Invasive plants are not just a local concern but a national problem of enormous proportions, ranging from kudzu vine (Pueraria lobata) galloping across the south to purple loosestrife (Lythrum salicaria) filling wetlands in the north. The Bureau of Land Management estimates that every day 2,300 aces of its land are lost to invasive plants. Such plants invading agricultural and natural areas cost the country over $20 billion a year.
We are in a dire situation. However, contributing their widow’s mite, local volunteers have toiled to create an oasis here and there where native plants can flourish. Our local organization, Friends of the Dunes, works with the California Native Plant Society to organize work parties for dune restoration at Manila and Lanphere-Christensen Dunes, to arrange for interpretive walks, and to otherwise educate the public. The war on weeds is also waged by the Fish and Wildlife Service, Bureau of Land Management, and within the state parks of California. Even Caltrans, the state’s transportation agency, now has a policy for planting native species along its roadsides.

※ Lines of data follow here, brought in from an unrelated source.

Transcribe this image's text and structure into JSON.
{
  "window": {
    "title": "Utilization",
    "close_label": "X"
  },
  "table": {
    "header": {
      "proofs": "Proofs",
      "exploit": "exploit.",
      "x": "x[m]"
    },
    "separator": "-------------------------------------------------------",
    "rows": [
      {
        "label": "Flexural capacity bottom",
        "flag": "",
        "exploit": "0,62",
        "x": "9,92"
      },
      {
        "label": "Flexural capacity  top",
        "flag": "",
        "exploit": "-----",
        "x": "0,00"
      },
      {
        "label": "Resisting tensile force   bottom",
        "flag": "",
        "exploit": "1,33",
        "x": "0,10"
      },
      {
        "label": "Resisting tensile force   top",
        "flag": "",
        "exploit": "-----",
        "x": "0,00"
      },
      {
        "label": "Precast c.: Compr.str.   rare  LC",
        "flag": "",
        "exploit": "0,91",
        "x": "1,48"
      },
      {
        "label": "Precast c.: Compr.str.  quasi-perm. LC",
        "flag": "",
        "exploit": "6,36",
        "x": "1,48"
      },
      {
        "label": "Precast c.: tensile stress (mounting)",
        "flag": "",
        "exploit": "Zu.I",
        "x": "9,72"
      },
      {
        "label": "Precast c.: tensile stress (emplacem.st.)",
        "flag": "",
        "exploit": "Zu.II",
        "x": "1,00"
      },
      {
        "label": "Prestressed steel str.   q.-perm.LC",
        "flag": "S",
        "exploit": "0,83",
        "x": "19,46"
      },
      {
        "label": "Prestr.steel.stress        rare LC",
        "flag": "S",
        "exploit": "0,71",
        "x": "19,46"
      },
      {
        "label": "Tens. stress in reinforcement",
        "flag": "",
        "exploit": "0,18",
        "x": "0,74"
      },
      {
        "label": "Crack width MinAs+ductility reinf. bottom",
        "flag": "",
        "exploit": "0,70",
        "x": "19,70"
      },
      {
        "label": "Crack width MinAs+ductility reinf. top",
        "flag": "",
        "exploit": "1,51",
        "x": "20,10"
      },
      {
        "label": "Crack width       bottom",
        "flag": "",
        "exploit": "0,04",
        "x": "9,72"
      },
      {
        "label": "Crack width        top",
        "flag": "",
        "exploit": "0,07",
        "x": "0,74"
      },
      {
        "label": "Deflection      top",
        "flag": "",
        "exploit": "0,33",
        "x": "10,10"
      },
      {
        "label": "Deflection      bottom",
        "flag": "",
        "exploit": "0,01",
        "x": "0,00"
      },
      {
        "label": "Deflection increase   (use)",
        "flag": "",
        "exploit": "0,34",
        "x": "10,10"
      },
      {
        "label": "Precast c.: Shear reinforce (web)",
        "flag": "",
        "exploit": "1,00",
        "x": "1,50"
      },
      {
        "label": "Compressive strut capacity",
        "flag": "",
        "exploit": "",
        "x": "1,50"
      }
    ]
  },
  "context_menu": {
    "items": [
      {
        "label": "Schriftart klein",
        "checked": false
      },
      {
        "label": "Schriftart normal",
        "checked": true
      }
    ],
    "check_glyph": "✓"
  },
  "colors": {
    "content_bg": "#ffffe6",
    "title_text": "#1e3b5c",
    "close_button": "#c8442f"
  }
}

Scientists, too, are contributing. At Michigan State University, experiments are underway to rear galerucella beetles (Galerucella calmariensis and G. pusilla) that feed on the leaves of loosestrife, in an attempt to halt the rapid spread of the plant in Michigan. Work continues on biological controls, but these sometimes have unforeseen consequences and, as yet, are only used in test areas.
Should we not leave nature to do its thing instead of imposing on it our perception of what is best? Disturbances of the land and the intrusion of exotic plants are not new developments, but the rate of spread of these invasives over the past two hundred years has increased dramatically and is certainly not a natural trend. Since humans have been responsible for this, it is not unreasonable to expect us to rectify it.
And what can we gardeners do? We can avoid growing these and other potentially invasive plants in our gardens and keep a close eye on the nurseries we patronize. Three of the worst culprits (Scotch broom, Spanish heath and pampas grass) are still on sale at most nurseries in the state.